§ What to do
Each entry must come back word for word; drop the images as you go.
**** The data ****
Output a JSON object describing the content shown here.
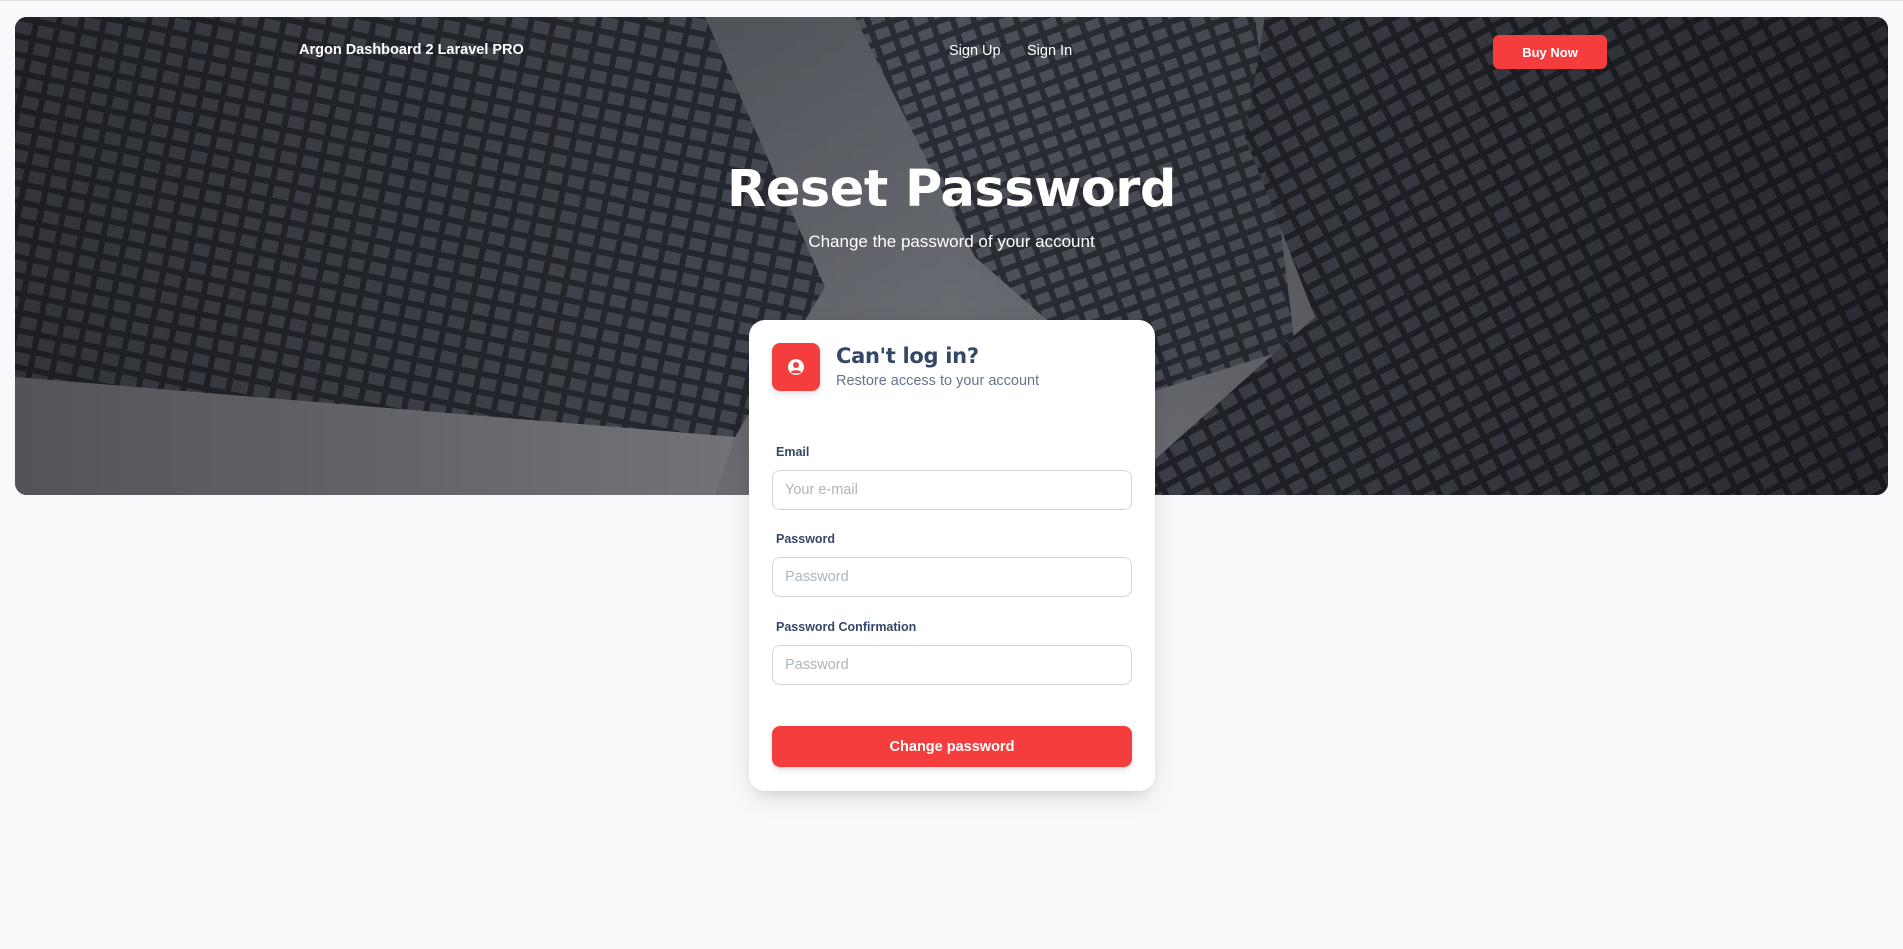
{
  "navbar": {
    "brand": "Argon Dashboard 2 Laravel PRO",
    "links": [
      "Sign Up",
      "Sign In"
    ],
    "cta_label": "Buy Now"
  },
  "hero": {
    "title": "Reset Password",
    "subtitle": "Change the password of your account"
  },
  "card": {
    "icon": "user-circle-icon",
    "title": "Can't log in?",
    "subtitle": "Restore access to your account",
    "fields": [
      {
        "label": "Email",
        "placeholder": "Your e-mail",
        "value": ""
      },
      {
        "label": "Password",
        "placeholder": "Password",
        "value": ""
      },
      {
        "label": "Password Confirmation",
        "placeholder": "Password",
        "value": ""
      }
    ],
    "submit_label": "Change password"
  },
  "colors": {
    "accent": "#f53d3d",
    "heading": "#344767",
    "muted": "#67748e",
    "page_bg": "#f8f9fa"
  }
}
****
§ Response
Output a JSON object describing the content shown here.
{
  "navbar": {
    "brand": "Argon Dashboard 2 Laravel PRO",
    "links": [
      "Sign Up",
      "Sign In"
    ],
    "cta_label": "Buy Now"
  },
  "hero": {
    "title": "Reset Password",
    "subtitle": "Change the password of your account"
  },
  "card": {
    "icon": "user-circle-icon",
    "title": "Can't log in?",
    "subtitle": "Restore access to your account",
    "fields": [
      {
        "label": "Email",
        "placeholder": "Your e-mail",
        "value": ""
      },
      {
        "label": "Password",
        "placeholder": "Password",
        "value": ""
      },
      {
        "label": "Password Confirmation",
        "placeholder": "Password",
        "value": ""
      }
    ],
    "submit_label": "Change password"
  },
  "colors": {
    "accent": "#f53d3d",
    "heading": "#344767",
    "muted": "#67748e",
    "page_bg": "#f8f9fa"
  }
}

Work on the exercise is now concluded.